Basidomycotina: Classification, Characteristics and Reproduction

Subkingdom: Mycota
Division: Eumycota
Sub-division: Basidomycotina

  • G.C. Ainsworth’s system of classification includes Basidomycotina which is a subdivision under Eumycota
  • This is also known as Club Fungi
  • This is also non-motile fungi.
  • These group of fungi are known to be true fungi.
  • Major edible fungi belong to this Phylum
  • It is a large group of fungi having around 30000 species.
  • They include mushrooms and toadstools, bracket fungi, puffballs, earth stars, stinkhorns, false truffles, jelly fungi, earth balls and some less familiar forms.


Club Fungi

General Characteristics

  • These have septate and multinucleate mycelium while some are yeast-like and others are dimorphic
  • They are known as club fungi due to the presence of club-shaped basidium.
  • Fruiting bodies are called basidiocarps
  • These are found in the tip of the stalks called sterigmata
  • Cell wall made up of chitin
  • They have well developed filamentous mycelium
  • Adjacent cells are separated by dolipore septa
  • The transverse septa which divide both monokaryotic and dikaryotic hyphae into segments
    contain a central pore which allows cytoplasmic continuity between adjacent segments. The septal pore is surrounded by a barrel-shaped flange of thickened wall material called dolipore
    septa which are a characteristic feature of Basidiomycotina
  • They are found in terrestrial regions but some grow in freshwater or marine habitats.
  • They may be saprotrophic and are involved in litter and wood decay.
  • The fruit bodies of many mushrooms are edible Ex. Agaricus bisporus, Pleurotus spp, Lentinula edodes.
  • They possess both sexual and asexual reproduction
  • Basidiomycota are known to be related to Ascomycota


  1. Teliomycetes
  2. Hymenomycetes
  3. Gastromycetes


It undergoes vegetative, asexual and sexual reproduction.

Vegetative Reproduction

  1. Fragmentation
  2. Budding

Asexual Reproduction

  1. Conidia formation– It may develop on monokaryotic or dikaryotic mycelia. In rusts, smuts, etc
  2. Oidia- It may develop on monokaryotic and dikaryotic mycelia
  3. Clamydospores- They are formed terminally on aerial branched conidiophores which develop from a mycelium lacking clamp connections.

Sexual Reproduction

  • It also involves plasmogamy, karyogamy and meiosis.
  • Plasmodium forms the dikaryotic mycelium
  • Karyogamy and meiosis leads to the formation of basidiospores

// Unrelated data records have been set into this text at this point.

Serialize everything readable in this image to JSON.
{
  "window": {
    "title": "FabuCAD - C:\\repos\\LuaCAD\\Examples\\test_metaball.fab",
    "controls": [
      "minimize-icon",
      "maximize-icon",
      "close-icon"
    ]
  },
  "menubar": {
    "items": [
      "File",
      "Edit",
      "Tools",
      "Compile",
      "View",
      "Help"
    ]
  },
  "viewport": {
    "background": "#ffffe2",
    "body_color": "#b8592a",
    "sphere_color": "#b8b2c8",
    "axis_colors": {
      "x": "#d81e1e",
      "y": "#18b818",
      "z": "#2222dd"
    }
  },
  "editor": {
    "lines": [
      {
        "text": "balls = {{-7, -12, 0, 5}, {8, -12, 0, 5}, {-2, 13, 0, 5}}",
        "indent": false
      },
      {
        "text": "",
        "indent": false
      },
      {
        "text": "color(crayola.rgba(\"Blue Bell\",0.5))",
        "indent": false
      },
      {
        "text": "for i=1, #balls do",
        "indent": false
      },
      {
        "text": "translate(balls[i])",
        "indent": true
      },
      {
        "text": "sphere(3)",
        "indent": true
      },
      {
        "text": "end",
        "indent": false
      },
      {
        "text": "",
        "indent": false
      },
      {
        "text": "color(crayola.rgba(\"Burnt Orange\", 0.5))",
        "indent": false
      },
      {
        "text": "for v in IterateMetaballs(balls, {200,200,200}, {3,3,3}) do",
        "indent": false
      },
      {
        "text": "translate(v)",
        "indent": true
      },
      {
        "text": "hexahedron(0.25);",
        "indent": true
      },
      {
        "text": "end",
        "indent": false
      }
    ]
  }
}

  • These are small, haploid, thin-walled and uninucleate cells produced exogenously on the basidium.
  • The number of basidiospores produced by a single basidiocarp can be extremely high.
  • They are transported by the wind current, insect or rain etc. and later start germinating.
  • These are considered sexual spores as they combine the genetic material from both the strains.

Life Cycle

  • It includes alternation of generations
  • It takes place in the fruiting body in basidia
  • The basidia are formed by plasmogamy
  • Many of these fungi in this group have a dimorphic life cycle.
  • The life cycle continues in 3 phases-
Lifecycle of a basidomycotina
  1. Plasmogamy- The haploid donor cell nucleus penetrates cytoplasm of the recipient cell
  2. Karyogamy- Two strains of nuclei fuse together
  3. Meiosis- The diploid nucleus produces haploid nuclei

Economic Importance

  • Most edible fungi fall in this group
  • Many of these fungi are also pathogenic in nature
  • Sporobolomyces roseus basidiospores is a cause for respiratory allergens which is found on moribund leaf surfaces.
  • Another is Cryptococcus neoformans, which grows commonly on old “weathered” bird droppings, and which can cause a fatal systemic infection of immunocompromised people. Its air-borne basidiospores initiate infection via the lungs, leading to the disease termed cryptococcosis.


  1. Introduction to Fungi, Third Edition

More Topics To Read

  2. Mastigomycotina: Classification, Characteristics and Reproduction
  3. Zygomycotina: Classification, Characteristics and Reproduction
  4. Ascomycotina: Classification, Characteristics and Reproduction
  5. Deuteromycotina: Classification, Characteristics and Reproduction